━━━━━ Data to examine ━━━━━
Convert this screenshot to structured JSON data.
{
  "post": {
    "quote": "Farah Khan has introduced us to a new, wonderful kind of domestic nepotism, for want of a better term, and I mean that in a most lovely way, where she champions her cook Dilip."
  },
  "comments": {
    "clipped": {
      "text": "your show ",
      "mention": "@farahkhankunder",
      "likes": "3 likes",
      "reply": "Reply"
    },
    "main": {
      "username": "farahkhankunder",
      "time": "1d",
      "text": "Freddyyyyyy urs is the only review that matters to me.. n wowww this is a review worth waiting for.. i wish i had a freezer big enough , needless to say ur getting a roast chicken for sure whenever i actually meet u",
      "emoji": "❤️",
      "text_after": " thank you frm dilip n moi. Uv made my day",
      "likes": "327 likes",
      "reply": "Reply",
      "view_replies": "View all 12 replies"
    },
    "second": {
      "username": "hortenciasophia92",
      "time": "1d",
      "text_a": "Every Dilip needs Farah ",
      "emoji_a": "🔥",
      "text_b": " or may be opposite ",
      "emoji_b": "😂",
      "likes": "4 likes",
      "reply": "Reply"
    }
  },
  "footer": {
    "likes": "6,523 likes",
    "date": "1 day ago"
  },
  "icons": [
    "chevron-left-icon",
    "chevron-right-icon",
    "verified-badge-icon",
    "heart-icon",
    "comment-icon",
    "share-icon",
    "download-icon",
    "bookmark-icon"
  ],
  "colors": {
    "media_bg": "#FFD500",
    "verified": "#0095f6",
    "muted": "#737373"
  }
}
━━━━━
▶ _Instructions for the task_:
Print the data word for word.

▶ _Output of the task_:
Convert this screenshot to structured JSON data.
{
  "post": {
    "quote": "Farah Khan has introduced us to a new, wonderful kind of domestic nepotism, for want of a better term, and I mean that in a most lovely way, where she champions her cook Dilip."
  },
  "comments": {
    "clipped": {
      "text": "your show ",
      "mention": "@farahkhankunder",
      "likes": "3 likes",
      "reply": "Reply"
    },
    "main": {
      "username": "farahkhankunder",
      "time": "1d",
      "text": "Freddyyyyyy urs is the only review that matters to me.. n wowww this is a review worth waiting for.. i wish i had a freezer big enough , needless to say ur getting a roast chicken for sure whenever i actually meet u",
      "emoji": "❤️",
      "text_after": " thank you frm dilip n moi. Uv made my day",
      "likes": "327 likes",
      "reply": "Reply",
      "view_replies": "View all 12 replies"
    },
    "second": {
      "username": "hortenciasophia92",
      "time": "1d",
      "text_a": "Every Dilip needs Farah ",
      "emoji_a": "🔥",
      "text_b": " or may be opposite ",
      "emoji_b": "😂",
      "likes": "4 likes",
      "reply": "Reply"
    }
  },
  "footer": {
    "likes": "6,523 likes",
    "date": "1 day ago"
  },
  "icons": [
    "chevron-left-icon",
    "chevron-right-icon",
    "verified-badge-icon",
    "heart-icon",
    "comment-icon",
    "share-icon",
    "download-icon",
    "bookmark-icon"
  ],
  "colors": {
    "media_bg": "#FFD500",
    "verified": "#0095f6",
    "muted": "#737373"
  }
}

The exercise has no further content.